From Spark to Safety: Key Practices to Prevent Wildfires Skip to main content


From Spark to Safety: Key Practices to Prevent Wildfires


Summer. The seasonal favorite of school-age children, beach bums, and water sports enthusiasts alike. Humans spend extended periods outdoors, making the most of the additional sunlight with picnics, barbecues, and outdoor cornhole tournaments. With these summer festivities and celebrations often come bonfires and fireworks, which can have one unfortunate side-effect: wildfires.

According to the National Centers for Environmental Information (a branch of the National Oceanic and Atmospheric Administration, aka NOAA), 55,571 wildfires spanned 2,633,636 acres in 2023. Of these wildfires, 50,697 fires, 1,533,245 by acre, were caused by humans (National Interagency Fire Center). This means that roughly 87-90% of all wildfires are humanity’s fault; last year’s fires burned the equivalent of all of the Everglades National Park in Florida or the entire acreage of Delaware. While these statistics are stark, it’s important to note that hope isn’t lost. Just as we have the power to start wildfires, we have the power to prevent them. Continue reading to learn the causes of wildfires as well as tips to stop them before they can start.

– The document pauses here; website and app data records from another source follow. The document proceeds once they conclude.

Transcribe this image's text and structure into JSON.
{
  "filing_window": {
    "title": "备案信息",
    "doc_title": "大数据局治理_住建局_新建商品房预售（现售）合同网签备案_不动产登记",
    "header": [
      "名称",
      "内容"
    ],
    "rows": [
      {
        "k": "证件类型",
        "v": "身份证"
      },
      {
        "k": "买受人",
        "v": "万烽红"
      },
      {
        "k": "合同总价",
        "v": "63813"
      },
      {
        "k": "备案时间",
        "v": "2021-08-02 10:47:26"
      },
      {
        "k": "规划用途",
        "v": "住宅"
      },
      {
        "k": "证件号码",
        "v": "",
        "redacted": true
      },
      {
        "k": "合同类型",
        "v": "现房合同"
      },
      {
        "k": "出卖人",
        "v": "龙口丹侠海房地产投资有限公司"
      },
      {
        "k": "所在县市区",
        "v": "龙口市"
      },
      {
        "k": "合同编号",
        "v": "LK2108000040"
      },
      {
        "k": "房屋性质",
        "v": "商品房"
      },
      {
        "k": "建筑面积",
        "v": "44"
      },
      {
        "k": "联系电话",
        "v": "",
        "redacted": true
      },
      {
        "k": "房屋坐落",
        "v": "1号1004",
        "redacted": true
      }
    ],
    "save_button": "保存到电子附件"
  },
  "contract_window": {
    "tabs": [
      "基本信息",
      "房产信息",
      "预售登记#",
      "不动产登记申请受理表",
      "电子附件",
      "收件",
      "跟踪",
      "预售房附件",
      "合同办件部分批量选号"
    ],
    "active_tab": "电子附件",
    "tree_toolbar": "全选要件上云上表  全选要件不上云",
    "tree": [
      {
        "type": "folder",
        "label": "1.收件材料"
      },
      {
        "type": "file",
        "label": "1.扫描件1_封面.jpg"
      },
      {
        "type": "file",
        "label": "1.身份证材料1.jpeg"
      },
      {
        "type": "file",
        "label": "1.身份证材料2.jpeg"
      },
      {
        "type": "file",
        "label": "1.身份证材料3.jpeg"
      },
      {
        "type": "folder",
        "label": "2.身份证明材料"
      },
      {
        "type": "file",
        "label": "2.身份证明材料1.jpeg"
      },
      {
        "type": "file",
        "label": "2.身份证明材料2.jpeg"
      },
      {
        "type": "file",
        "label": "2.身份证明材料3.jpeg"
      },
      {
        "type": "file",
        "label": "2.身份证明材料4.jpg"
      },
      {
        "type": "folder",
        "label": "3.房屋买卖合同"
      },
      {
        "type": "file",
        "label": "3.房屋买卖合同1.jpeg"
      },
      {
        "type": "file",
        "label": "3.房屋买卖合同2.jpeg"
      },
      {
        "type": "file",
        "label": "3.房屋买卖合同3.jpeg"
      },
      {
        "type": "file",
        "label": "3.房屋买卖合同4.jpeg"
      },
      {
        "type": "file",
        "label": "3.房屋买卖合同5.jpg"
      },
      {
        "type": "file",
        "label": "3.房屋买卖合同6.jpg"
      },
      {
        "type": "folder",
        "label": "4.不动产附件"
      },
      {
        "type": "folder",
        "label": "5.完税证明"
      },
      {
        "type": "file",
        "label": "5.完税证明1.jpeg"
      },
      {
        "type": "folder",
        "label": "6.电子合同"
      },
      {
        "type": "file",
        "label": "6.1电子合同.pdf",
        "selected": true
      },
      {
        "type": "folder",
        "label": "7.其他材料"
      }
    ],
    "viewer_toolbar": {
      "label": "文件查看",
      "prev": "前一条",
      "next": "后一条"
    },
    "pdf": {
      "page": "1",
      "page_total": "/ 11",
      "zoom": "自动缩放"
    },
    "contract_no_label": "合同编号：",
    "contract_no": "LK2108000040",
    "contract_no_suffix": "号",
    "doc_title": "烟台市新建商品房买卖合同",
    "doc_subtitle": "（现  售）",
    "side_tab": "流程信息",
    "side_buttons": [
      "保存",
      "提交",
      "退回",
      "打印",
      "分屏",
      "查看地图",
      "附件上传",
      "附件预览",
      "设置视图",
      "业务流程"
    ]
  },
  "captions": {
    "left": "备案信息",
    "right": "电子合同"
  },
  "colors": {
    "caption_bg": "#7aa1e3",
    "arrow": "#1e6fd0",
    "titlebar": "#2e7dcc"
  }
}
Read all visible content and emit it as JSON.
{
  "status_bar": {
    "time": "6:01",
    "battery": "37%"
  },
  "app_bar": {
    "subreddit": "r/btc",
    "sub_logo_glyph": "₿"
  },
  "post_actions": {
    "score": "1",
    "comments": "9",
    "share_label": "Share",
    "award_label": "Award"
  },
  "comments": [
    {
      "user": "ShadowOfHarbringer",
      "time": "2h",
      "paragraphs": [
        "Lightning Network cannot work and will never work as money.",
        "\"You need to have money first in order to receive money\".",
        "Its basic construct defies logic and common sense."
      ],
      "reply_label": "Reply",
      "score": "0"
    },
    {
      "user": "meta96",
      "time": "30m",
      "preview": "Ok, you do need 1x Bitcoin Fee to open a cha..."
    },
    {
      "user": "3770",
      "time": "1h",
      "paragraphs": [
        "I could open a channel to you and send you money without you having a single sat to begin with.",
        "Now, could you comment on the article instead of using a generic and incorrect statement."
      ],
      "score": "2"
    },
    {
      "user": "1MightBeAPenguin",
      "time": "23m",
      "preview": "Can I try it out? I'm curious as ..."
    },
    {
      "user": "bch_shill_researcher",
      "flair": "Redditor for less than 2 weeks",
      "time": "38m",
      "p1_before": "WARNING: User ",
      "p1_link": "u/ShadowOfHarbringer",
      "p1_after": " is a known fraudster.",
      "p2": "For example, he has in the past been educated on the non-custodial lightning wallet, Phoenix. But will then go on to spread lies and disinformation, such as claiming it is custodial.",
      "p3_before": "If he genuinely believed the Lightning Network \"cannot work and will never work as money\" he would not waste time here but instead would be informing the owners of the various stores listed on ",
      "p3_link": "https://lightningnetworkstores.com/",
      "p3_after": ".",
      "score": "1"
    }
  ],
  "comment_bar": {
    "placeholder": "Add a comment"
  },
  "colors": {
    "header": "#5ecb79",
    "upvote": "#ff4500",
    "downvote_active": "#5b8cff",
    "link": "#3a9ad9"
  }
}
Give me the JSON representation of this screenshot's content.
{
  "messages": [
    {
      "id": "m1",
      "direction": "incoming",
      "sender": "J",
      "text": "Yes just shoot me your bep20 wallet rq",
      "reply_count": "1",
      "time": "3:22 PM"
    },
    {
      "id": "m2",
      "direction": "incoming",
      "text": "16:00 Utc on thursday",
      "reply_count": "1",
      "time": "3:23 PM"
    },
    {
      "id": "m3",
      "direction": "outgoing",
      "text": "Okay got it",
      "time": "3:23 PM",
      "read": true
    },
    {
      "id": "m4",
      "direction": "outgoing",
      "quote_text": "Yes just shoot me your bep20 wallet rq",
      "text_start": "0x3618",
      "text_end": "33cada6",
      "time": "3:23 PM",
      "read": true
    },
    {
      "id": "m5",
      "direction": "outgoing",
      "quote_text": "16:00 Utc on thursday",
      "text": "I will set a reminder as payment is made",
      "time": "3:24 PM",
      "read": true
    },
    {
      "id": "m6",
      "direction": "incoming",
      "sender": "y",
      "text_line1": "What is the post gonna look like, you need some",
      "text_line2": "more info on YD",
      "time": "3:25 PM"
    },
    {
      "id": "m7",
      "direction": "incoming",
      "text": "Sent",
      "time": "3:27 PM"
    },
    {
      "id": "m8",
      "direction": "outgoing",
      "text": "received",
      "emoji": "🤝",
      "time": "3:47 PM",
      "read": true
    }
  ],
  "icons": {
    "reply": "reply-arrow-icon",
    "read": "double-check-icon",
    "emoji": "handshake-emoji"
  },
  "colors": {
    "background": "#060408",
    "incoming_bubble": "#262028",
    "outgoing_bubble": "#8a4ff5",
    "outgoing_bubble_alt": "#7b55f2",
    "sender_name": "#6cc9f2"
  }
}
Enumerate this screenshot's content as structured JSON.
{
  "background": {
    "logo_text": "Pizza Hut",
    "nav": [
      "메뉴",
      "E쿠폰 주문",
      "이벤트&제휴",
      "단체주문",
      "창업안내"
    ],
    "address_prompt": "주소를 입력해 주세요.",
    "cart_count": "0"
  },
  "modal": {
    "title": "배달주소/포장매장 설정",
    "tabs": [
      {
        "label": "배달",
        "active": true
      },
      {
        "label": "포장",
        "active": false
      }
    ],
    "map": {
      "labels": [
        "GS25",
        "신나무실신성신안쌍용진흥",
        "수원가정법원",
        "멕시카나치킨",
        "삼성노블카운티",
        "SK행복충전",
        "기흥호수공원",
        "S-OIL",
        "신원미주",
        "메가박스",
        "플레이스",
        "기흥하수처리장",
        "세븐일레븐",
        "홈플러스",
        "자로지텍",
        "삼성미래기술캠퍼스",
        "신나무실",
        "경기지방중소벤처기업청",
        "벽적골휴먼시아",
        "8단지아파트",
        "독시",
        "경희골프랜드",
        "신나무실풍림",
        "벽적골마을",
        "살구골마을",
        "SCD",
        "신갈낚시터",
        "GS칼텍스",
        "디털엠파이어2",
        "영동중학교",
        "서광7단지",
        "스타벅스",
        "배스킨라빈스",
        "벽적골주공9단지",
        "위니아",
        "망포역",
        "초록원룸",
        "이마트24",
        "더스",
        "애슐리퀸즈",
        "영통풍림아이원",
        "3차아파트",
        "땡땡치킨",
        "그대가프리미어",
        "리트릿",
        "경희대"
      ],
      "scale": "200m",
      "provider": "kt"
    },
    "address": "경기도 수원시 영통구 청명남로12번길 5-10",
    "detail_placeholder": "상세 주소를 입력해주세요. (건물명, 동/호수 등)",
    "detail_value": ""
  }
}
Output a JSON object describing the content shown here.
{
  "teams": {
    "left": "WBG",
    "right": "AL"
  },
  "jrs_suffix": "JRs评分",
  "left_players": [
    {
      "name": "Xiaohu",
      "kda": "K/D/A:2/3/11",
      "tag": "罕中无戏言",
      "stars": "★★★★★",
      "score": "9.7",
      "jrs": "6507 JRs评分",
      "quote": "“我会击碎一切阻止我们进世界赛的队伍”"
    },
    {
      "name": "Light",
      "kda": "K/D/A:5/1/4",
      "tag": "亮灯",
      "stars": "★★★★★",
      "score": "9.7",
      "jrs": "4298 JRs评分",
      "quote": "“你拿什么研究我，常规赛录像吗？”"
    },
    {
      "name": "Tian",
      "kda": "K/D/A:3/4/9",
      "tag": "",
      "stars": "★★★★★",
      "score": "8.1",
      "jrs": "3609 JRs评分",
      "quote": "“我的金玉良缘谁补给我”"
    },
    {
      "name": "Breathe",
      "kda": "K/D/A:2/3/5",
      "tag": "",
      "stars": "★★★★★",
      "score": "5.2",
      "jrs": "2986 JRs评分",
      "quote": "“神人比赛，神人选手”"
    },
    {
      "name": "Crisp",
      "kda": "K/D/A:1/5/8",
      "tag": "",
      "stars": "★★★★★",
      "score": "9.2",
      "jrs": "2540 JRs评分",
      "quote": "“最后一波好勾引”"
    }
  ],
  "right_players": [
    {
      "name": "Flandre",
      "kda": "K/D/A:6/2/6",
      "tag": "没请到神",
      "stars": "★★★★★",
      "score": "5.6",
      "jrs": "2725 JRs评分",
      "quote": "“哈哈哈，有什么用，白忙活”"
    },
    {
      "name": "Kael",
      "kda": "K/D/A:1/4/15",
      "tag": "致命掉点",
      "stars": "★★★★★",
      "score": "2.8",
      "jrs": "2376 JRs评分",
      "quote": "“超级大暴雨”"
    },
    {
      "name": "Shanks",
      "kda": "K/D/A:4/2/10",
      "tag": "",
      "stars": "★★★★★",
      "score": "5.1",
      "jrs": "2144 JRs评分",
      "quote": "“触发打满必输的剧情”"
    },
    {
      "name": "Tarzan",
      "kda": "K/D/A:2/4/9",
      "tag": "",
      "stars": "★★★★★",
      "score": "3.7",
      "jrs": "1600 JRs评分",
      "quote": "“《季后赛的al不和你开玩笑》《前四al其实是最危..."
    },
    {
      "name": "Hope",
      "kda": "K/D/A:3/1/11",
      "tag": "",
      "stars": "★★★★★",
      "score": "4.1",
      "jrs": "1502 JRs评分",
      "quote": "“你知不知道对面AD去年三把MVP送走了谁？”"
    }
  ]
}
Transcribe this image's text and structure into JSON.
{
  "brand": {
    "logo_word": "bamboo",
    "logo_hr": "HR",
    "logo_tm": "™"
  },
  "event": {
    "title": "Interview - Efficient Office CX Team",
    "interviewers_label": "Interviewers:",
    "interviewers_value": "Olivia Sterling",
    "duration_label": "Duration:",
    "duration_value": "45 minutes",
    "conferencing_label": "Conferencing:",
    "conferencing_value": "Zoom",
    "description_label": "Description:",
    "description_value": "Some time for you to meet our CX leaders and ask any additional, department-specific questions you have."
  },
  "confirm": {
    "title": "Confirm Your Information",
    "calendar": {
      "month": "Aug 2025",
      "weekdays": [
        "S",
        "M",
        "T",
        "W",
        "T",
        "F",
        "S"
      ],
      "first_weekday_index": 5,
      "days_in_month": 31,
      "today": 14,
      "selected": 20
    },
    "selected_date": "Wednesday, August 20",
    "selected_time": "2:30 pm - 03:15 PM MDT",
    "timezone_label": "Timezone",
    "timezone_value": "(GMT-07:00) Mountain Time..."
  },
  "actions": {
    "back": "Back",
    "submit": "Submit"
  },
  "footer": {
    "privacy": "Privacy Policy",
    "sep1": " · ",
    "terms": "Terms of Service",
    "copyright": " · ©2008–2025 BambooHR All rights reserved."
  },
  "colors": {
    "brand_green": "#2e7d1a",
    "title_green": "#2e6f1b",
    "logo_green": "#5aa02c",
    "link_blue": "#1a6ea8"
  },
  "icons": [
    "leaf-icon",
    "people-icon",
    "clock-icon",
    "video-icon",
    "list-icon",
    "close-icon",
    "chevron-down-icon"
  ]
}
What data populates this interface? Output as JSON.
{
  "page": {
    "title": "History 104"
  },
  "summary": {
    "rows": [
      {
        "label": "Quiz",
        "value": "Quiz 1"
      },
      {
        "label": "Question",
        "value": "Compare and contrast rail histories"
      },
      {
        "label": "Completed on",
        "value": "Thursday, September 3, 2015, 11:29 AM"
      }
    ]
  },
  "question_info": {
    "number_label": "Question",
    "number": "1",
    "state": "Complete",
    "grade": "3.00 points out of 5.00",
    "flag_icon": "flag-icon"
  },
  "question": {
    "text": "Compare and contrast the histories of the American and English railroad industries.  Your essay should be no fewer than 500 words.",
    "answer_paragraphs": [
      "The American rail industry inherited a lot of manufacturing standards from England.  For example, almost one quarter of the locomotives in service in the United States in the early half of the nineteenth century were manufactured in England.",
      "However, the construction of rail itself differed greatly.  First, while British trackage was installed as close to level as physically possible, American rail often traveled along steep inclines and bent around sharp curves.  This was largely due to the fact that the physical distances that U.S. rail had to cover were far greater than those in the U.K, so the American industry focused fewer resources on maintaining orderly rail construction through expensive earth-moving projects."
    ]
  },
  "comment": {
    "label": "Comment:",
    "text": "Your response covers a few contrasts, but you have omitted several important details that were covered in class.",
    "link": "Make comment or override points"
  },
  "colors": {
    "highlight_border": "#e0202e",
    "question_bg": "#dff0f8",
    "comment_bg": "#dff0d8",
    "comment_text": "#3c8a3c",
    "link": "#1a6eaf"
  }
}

Discarded cigarettes, unattended fires, equipment malfunctions, burning debris/yard waste, and fireworks are the most common human-caused wildfire causes. Let’s examine the impact of each and ways to prevent wildfires.

  • Discarded cigarettes: Throwing cigarettes on the ground can spark a fire, especially on dead, dry vegetation. After fully extinguishing the burn, discard cigarettes in appropriate receptacles.
  • Unattended fires: Campfires are a great way to build camaraderie and ambiance in a social setting. However, they should never be left unattended and must be fully extinguished before leaving the scene. Pour water on campfires until you can no longer hear hissing or see steam. Use a shovel to move the ashes around and cover them with water. Continue until the ashes are cool to the touch and all heat has been extinguished.
  • Equipment use or malfunctions: While maintaining your vehicle is necessary for your own safety, it can also be vital for wildfire prevention. Brakes that are worn too thin or chains that are dragging can spark fires. The use of tractors, lawnmowers, weed eaters, chainsaws, or other power equipment can all cause fires if misused or in the wrong weather conditions. Automobiles can be a cause for fires if dry grass or brush comes in prolonged contact with a hot engine, muffler, or exhaust. Watch where you park! Also, if you suspect a gas leak in your neighborhood or see downed power lines, report them immediately. It only takes a moment to relate the information, yet it can avert devastating consequences.
  • Burning Debris/Yard Waste: Burning yard waste and debris in an inappropriate area can cause fires to spread. First, it’s essential to check if burning yard waste is legal in your state or municipality. If it is legal, check for burn bans and make sure you have a burn permit (if required). Then, check the weather conditions to ensure they are favorable. Avoid burning during arid, windy conditions, and choose a safe burning site away from powerlines, overhanging limbs, buildings, vehicles, and equipment. You’ll need at least three times the height of the pile of vertical clearance (
  • Fireworks: Although they are a fantastic visual spectacle to add to any celebration or party, they are not without risks. The North Carolina Forest Service recommends to “Always use fireworks in a large, open, preferably paved area or near a body of water.” Additionally, do not aim fireworks at dry vegetation, wooded areas, or any material that is likely to catch fire.

At American Forest Management, we want to help you and your family stay safe this summer. Equipped with these easy-to-follow instructions, you can enjoy the festivities all summer long. If you want to know more about wildfire prevention, read our blog post about avoiding wildfires at home.